The required answer is each line in the entries below where "ΑΠΟΔΕΙΞΗ" occurs.

▬▬▬▬▬▬

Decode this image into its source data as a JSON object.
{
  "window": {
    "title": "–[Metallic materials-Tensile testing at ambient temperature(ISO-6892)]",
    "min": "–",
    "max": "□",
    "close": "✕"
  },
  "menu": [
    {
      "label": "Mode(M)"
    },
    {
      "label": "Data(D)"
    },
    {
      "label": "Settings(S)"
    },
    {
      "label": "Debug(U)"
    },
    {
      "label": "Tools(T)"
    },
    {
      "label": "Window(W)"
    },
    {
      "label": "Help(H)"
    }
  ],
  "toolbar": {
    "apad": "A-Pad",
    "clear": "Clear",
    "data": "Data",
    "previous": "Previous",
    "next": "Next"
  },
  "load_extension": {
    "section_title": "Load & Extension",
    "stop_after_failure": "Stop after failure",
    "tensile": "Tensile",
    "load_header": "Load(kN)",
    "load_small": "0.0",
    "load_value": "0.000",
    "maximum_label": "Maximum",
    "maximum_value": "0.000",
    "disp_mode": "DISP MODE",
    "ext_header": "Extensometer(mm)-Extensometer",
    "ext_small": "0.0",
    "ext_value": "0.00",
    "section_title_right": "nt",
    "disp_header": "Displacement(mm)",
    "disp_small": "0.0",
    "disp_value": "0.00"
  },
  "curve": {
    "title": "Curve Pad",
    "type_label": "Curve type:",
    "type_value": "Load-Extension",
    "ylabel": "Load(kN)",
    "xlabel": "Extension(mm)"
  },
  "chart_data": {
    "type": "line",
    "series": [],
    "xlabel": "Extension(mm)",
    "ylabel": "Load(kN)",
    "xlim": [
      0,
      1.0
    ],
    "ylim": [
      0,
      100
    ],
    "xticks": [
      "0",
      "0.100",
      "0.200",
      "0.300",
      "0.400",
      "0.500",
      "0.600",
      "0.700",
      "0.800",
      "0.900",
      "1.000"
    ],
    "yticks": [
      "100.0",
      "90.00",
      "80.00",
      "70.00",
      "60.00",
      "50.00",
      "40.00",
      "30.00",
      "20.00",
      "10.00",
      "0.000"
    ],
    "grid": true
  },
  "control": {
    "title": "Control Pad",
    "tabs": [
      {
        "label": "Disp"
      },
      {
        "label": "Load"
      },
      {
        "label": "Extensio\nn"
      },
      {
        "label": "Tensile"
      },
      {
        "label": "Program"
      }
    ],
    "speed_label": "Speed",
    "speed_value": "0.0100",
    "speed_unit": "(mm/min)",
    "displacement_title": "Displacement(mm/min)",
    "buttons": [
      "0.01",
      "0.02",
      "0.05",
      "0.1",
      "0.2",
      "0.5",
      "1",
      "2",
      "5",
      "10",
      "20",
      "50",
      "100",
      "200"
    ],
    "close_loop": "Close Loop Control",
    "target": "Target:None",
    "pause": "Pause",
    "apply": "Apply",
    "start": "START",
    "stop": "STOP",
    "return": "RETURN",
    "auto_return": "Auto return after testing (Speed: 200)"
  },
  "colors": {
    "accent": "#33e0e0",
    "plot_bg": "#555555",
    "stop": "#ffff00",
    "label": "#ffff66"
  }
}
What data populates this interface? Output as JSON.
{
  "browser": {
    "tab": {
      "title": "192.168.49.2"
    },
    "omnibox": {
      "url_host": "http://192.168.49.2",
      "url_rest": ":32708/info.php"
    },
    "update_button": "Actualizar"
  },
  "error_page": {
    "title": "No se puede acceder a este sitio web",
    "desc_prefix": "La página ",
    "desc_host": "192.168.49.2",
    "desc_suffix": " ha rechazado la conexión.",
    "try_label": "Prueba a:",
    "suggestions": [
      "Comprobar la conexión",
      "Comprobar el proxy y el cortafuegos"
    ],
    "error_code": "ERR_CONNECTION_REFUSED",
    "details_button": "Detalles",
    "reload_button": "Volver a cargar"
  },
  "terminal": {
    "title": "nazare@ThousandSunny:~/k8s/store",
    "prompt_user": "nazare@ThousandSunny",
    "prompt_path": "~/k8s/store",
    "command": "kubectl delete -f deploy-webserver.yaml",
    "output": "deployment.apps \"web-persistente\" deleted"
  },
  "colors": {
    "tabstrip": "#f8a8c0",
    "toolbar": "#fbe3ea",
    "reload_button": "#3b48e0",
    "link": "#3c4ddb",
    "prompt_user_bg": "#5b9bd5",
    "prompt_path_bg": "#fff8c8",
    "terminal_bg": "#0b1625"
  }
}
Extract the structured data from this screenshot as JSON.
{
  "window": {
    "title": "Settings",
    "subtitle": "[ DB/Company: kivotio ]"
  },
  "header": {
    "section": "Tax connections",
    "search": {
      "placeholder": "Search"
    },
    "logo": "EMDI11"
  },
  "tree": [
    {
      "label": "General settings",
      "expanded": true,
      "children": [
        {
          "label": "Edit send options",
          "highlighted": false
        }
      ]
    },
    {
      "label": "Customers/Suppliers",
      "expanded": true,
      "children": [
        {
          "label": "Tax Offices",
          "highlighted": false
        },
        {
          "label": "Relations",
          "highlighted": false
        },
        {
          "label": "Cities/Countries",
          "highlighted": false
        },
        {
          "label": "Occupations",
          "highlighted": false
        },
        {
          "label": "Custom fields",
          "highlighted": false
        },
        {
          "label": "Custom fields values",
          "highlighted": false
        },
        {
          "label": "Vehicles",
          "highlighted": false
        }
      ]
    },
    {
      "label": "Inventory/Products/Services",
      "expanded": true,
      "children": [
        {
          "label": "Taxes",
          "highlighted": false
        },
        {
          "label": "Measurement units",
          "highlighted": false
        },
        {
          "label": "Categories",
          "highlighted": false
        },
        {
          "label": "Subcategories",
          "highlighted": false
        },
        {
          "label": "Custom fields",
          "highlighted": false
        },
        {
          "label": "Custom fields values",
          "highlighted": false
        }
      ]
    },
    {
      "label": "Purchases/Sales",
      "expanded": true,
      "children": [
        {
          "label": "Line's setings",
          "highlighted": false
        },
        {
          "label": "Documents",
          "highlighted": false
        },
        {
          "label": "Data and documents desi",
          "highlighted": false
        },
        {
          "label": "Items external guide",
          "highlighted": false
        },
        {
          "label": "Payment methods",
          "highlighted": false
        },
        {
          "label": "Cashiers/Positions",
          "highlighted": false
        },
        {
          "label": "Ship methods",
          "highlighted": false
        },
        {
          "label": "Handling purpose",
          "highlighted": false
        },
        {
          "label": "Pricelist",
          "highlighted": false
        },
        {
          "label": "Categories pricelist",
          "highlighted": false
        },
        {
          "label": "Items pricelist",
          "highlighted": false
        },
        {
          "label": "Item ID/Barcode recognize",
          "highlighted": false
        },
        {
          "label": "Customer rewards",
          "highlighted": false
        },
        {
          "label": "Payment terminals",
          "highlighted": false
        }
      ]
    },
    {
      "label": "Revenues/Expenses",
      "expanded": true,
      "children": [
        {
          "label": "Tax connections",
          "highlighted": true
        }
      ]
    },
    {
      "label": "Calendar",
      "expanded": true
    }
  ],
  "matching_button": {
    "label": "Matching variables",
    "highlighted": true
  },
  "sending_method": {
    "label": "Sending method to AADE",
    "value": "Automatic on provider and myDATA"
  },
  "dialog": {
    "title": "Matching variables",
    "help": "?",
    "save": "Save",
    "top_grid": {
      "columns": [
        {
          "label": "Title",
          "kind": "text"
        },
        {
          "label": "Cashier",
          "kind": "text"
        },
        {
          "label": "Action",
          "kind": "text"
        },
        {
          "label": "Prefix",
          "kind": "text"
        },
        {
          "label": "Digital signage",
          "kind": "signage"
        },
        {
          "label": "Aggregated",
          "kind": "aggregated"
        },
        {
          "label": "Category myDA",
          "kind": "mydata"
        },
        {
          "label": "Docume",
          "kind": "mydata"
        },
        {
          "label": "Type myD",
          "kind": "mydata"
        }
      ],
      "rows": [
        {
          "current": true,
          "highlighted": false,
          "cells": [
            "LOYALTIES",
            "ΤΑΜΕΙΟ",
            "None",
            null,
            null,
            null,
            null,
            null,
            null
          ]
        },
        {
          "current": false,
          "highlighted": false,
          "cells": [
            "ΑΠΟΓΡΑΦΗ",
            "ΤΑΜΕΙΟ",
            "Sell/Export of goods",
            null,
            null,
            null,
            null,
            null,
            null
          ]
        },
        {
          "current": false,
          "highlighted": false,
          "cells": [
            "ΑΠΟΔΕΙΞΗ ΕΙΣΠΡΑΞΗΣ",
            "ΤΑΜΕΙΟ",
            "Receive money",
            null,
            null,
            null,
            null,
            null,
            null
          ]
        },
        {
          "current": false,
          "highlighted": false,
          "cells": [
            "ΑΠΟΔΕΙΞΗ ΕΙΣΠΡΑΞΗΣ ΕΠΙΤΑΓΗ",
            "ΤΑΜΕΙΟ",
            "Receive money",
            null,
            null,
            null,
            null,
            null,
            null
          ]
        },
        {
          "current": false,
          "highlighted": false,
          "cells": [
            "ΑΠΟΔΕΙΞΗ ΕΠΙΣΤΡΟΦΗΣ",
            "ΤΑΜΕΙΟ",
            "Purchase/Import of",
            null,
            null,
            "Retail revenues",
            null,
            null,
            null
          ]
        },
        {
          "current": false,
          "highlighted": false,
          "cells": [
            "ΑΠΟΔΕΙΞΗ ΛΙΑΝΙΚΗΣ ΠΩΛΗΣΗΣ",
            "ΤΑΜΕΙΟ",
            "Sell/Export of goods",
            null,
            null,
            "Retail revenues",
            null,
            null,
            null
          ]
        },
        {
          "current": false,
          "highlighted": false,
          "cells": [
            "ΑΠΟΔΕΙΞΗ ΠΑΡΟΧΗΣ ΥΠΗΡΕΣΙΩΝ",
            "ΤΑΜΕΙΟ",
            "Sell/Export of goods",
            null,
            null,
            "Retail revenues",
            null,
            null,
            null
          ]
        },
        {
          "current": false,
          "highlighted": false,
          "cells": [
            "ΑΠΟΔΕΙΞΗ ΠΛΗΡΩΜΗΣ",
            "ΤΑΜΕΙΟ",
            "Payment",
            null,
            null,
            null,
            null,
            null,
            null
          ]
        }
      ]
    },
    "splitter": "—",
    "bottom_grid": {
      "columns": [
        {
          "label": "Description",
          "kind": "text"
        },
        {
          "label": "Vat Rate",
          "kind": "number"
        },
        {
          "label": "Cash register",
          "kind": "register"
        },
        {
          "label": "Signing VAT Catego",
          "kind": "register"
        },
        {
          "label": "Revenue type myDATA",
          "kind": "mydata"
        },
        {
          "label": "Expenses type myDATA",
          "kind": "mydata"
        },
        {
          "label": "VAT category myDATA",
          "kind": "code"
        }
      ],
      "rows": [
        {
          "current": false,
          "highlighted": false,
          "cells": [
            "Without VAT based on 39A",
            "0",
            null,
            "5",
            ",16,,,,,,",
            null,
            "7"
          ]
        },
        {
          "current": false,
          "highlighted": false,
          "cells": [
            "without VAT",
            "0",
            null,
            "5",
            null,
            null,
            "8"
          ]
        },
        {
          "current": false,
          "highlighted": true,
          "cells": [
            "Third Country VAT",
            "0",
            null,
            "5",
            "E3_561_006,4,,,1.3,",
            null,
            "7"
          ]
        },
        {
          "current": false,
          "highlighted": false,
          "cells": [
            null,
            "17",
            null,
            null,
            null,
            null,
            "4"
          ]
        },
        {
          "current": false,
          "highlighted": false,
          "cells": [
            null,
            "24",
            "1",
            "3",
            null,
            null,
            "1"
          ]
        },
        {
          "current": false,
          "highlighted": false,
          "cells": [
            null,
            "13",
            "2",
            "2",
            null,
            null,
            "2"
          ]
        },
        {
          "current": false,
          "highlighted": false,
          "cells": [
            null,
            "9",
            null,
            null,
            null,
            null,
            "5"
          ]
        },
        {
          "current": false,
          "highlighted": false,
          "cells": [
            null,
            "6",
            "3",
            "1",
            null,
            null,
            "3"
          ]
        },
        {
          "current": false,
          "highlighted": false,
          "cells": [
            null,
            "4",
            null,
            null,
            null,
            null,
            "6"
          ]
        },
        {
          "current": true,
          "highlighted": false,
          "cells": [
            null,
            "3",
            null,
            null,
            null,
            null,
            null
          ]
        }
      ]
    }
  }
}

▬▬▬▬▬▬

# Solved exercise:
            "ΑΠΟΔΕΙΞΗ ΕΙΣΠΡΑΞΗΣ",
            "ΑΠΟΔΕΙΞΗ ΕΙΣΠΡΑΞΗΣ ΕΠΙΤΑΓΗ",
            "ΑΠΟΔΕΙΞΗ ΕΠΙΣΤΡΟΦΗΣ",
            "ΑΠΟΔΕΙΞΗ ΛΙΑΝΙΚΗΣ ΠΩΛΗΣΗΣ",
            "ΑΠΟΔΕΙΞΗ ΠΑΡΟΧΗΣ ΥΠΗΡΕΣΙΩΝ",
            "ΑΠΟΔΕΙΞΗ ΠΛΗΡΩΜΗΣ",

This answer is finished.